An addiction is defined as a compulsive need for, and repeated use of, a habit-forming substance or behavior. According to the National Institute on Drug Abuse (NIH), an addiction is a:

“Chronic, often relapsing brain disease that causes compulsive [substance or behavior] seeking and use, despite harmful consequences to the addicted individual and to those around him or her. Although the initial decision to [use] is voluntary for most people, the brain changes that occur over time challenge an addicted person’s self-control and hamper his or her ability to resist intense impulses to [use].”

Addiction is a mental disease that can affect a person physiologically, psychologically, behaviorally, and emotionally. An individual who is addicted is often unable to control their craving for the object of their addiction, despite understanding the damage it is causing or could cause, and frequent relapses after promising themselves or others that they will abstain.

A key difference between addictions, habits and compulsions is that addiction has the greatest impact on the physical makeup of the brain. Scientific studies have shown there is a neurochemical aspect to addiction, because it interferes with the normal action of neurotransmitters in the brain and central nervous system. Addictive substances and behaviors provide a shortcut to the brain’s reward system by flooding the brain with dopamine, a neurotransmitter that regulates emotion, motivation, and feelings of pleasure. When activated at normal levels, this system rewards our natural behaviors. According to the NIH:

“When some drugs of abuse are taken, they can release two to ten times the amount of dopamine that natural rewards such as eating and sex do.”

How Habits, Compulsions, and Addictions Overlap

All habits can be loosely viewed as compulsions, because there will always be pressure to act in a habitual way. Compulsions can also be viewed as habits. For example, a person who washes their hands for ten minutes after each meal may categorize this behavior as habitual, but the person’s psychological pressures and subconscious may reinforce it into a compulsion. The key difference between a habit and a compulsion is that it is easy to interrupt and break a habit if it is consciously noticed.

Habits and compulsions become addictions when a chemical dependence is created. For example, drinking can be habitual if you always have a bottle of beer with dinner, but it is likely to become an addiction when you consume multiple bottles a day to help generate positive feelings or mask negative feelings.

Compulsions are confused with addictions because both seem to render the individual almost powerless over their craving. Addictions differ in that they impact the physical and chemical makeup of the brain and do so to the detriment of the individual, their personal life, and their family. Compulsions are also not as difficult as addictions to treat; addictions generally need more intense medical and professional attention, counseling, treatment, and rehabilitation.

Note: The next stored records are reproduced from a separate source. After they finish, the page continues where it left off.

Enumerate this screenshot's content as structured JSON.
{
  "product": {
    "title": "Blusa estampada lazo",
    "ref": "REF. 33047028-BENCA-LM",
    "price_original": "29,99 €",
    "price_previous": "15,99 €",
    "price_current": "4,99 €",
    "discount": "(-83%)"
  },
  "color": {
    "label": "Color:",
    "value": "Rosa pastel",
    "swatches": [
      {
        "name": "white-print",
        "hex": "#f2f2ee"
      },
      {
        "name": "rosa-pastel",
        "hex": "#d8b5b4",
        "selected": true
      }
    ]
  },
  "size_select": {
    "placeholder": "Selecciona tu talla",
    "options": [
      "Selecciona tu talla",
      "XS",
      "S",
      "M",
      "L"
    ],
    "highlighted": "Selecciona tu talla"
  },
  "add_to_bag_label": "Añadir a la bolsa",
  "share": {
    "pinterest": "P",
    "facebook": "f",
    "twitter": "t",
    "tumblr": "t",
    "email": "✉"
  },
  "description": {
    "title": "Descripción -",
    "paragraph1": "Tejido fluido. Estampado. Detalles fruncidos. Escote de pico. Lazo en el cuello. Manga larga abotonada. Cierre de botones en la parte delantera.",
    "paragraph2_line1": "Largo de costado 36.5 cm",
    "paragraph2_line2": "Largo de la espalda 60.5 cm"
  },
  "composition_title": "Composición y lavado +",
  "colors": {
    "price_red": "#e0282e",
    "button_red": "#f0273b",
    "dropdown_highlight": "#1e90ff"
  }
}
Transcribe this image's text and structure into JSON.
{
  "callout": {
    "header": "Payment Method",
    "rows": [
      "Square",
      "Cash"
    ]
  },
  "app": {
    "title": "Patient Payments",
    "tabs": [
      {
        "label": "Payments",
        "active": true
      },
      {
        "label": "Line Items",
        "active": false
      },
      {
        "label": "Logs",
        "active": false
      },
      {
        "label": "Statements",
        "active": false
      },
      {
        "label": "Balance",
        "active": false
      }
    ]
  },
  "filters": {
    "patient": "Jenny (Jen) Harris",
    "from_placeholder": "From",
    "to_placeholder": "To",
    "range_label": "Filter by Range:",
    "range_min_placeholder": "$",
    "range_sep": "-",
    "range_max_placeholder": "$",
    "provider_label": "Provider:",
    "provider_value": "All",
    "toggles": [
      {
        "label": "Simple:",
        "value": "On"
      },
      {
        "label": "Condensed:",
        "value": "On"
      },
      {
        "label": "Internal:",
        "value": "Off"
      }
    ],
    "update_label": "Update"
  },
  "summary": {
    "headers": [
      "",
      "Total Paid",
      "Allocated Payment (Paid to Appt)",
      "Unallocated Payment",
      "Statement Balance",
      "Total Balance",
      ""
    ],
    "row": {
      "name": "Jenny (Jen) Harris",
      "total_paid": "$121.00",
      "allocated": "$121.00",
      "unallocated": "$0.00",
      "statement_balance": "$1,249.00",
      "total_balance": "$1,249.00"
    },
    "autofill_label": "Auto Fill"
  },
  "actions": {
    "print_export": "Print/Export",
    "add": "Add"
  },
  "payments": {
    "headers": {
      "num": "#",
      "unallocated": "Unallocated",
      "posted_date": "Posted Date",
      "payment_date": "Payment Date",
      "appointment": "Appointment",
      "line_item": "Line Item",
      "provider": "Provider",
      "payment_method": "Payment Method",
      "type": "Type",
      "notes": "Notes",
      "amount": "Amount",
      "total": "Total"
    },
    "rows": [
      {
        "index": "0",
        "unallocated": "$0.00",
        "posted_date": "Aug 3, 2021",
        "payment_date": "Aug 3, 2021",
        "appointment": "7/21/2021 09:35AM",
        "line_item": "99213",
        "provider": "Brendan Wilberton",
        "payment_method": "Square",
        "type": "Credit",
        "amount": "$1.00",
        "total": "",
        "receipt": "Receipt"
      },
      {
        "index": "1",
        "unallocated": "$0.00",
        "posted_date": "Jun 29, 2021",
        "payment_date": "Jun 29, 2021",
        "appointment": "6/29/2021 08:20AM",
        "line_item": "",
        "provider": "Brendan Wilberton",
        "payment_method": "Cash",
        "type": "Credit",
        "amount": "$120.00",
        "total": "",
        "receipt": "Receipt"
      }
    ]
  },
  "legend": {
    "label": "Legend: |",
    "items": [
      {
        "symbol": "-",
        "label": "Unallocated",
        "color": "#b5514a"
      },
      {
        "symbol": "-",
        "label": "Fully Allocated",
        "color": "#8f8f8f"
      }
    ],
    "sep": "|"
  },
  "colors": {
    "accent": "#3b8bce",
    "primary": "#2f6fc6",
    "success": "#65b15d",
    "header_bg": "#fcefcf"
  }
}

The Importance of Knowing the Difference Between a Habit, Compulsion and Addiction

Knowing the difference between a habit, a compulsion, and an addiction can help you to better understand the effects of drugs and harmful behaviors on the brain and body. Habits can be harmful if they turn into compulsions, and compulsions even more so when they develop into addictions. An understanding of each of these terms can aid in addiction prevention and can be an indicator for when it may be appropriate to seek professional attention for an addiction.

If you are suffering from an addiction, there are plenty of resources that can help. The Addiction Advisor has addiction advisors you can call to receive the guidance you are looking for. Call 1-800-259-1361.

Sources:

  • http://www.sciencedaily.com/releases/2014/08/140808111931.htm
  • http://changingminds.org/explanations/behaviors/habit/habit_compulsion_addiction.htm
  • http://www.nimh.nih.gov/health/topics/obsessive-compulsive-disorder-ocd/index.shtml
  • http://www.drugabuse.gov/publications/drugs-brains-behavior-science-addiction/preface
  • http://www.psychiatry.org/patients-families/ocd/what-is-obsessive-compulsive-disorder